Only the lines containing "History" should appear in the answer, copied from the listing below.

● ● ● ● ● ● ●

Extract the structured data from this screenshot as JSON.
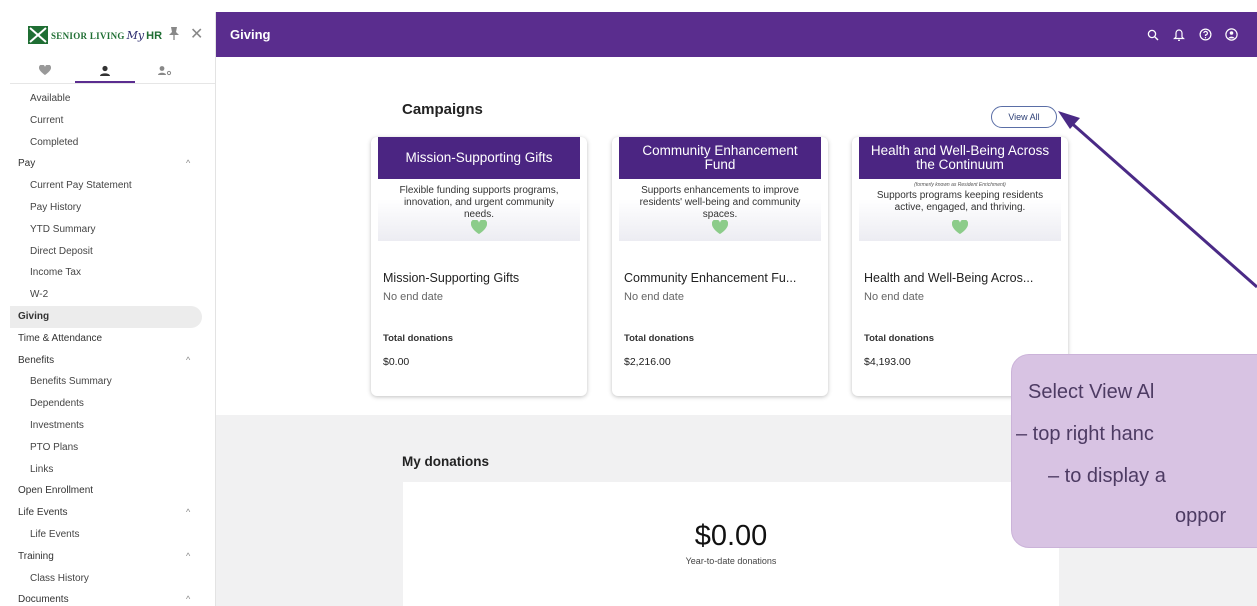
{
  "sidebar": {
    "logo": {
      "org": "Senior Living",
      "my": "My",
      "hr": "HR"
    },
    "tabs": [
      "favorites",
      "profile",
      "team"
    ],
    "items": [
      {
        "label": "Available",
        "level": "child"
      },
      {
        "label": "Current",
        "level": "child"
      },
      {
        "label": "Completed",
        "level": "child"
      },
      {
        "label": "Pay",
        "level": "parent",
        "caret": "^"
      },
      {
        "label": "Current Pay Statement",
        "level": "child"
      },
      {
        "label": "Pay History",
        "level": "child"
      },
      {
        "label": "YTD Summary",
        "level": "child"
      },
      {
        "label": "Direct Deposit",
        "level": "child"
      },
      {
        "label": "Income Tax",
        "level": "child"
      },
      {
        "label": "W-2",
        "level": "child"
      },
      {
        "label": "Giving",
        "level": "parent",
        "active": true
      },
      {
        "label": "Time & Attendance",
        "level": "parent"
      },
      {
        "label": "Benefits",
        "level": "parent",
        "caret": "^"
      },
      {
        "label": "Benefits Summary",
        "level": "child"
      },
      {
        "label": "Dependents",
        "level": "child"
      },
      {
        "label": "Investments",
        "level": "child"
      },
      {
        "label": "PTO Plans",
        "level": "child"
      },
      {
        "label": "Links",
        "level": "child"
      },
      {
        "label": "Open Enrollment",
        "level": "parent"
      },
      {
        "label": "Life Events",
        "level": "parent",
        "caret": "^"
      },
      {
        "label": "Life Events",
        "level": "child"
      },
      {
        "label": "Training",
        "level": "parent",
        "caret": "^"
      },
      {
        "label": "Class History",
        "level": "child"
      },
      {
        "label": "Documents",
        "level": "parent",
        "caret": "^"
      }
    ]
  },
  "topbar": {
    "title": "Giving",
    "icons": [
      "search-icon",
      "bell-icon",
      "help-icon",
      "account-icon"
    ],
    "color": "#5a2d8e"
  },
  "main": {
    "campaigns_title": "Campaigns",
    "view_all_label": "View All",
    "campaigns": [
      {
        "banner_title": "Mission-Supporting Gifts",
        "banner_note": "",
        "banner_desc": "Flexible funding supports programs, innovation, and urgent community needs.",
        "name": "Mission-Supporting Gifts",
        "end_date": "No end date",
        "total_label": "Total donations",
        "total": "$0.00"
      },
      {
        "banner_title": "Community Enhancement Fund",
        "banner_note": "",
        "banner_desc": "Supports enhancements to improve residents' well-being and community spaces.",
        "name": "Community Enhancement Fu...",
        "end_date": "No end date",
        "total_label": "Total donations",
        "total": "$2,216.00"
      },
      {
        "banner_title": "Health and Well-Being Across the Continuum",
        "banner_note": "(formerly known as Resident Enrichment)",
        "banner_desc": "Supports programs keeping residents active, engaged, and thriving.",
        "name": "Health and Well-Being Acros...",
        "end_date": "No end date",
        "total_label": "Total donations",
        "total": "$4,193.00"
      }
    ],
    "my_donations_title": "My donations",
    "ytd_amount": "$0.00",
    "ytd_label": "Year-to-date donations"
  },
  "annotation": {
    "lines": [
      "Select View Al",
      "– top right hanc",
      "– to display a",
      "oppor"
    ],
    "color": "#d8c3e3",
    "arrow_color": "#4a2a86"
  }
}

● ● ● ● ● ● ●

■ Output of the exercise:
        "label": "Pay History",
        "label": "Class History",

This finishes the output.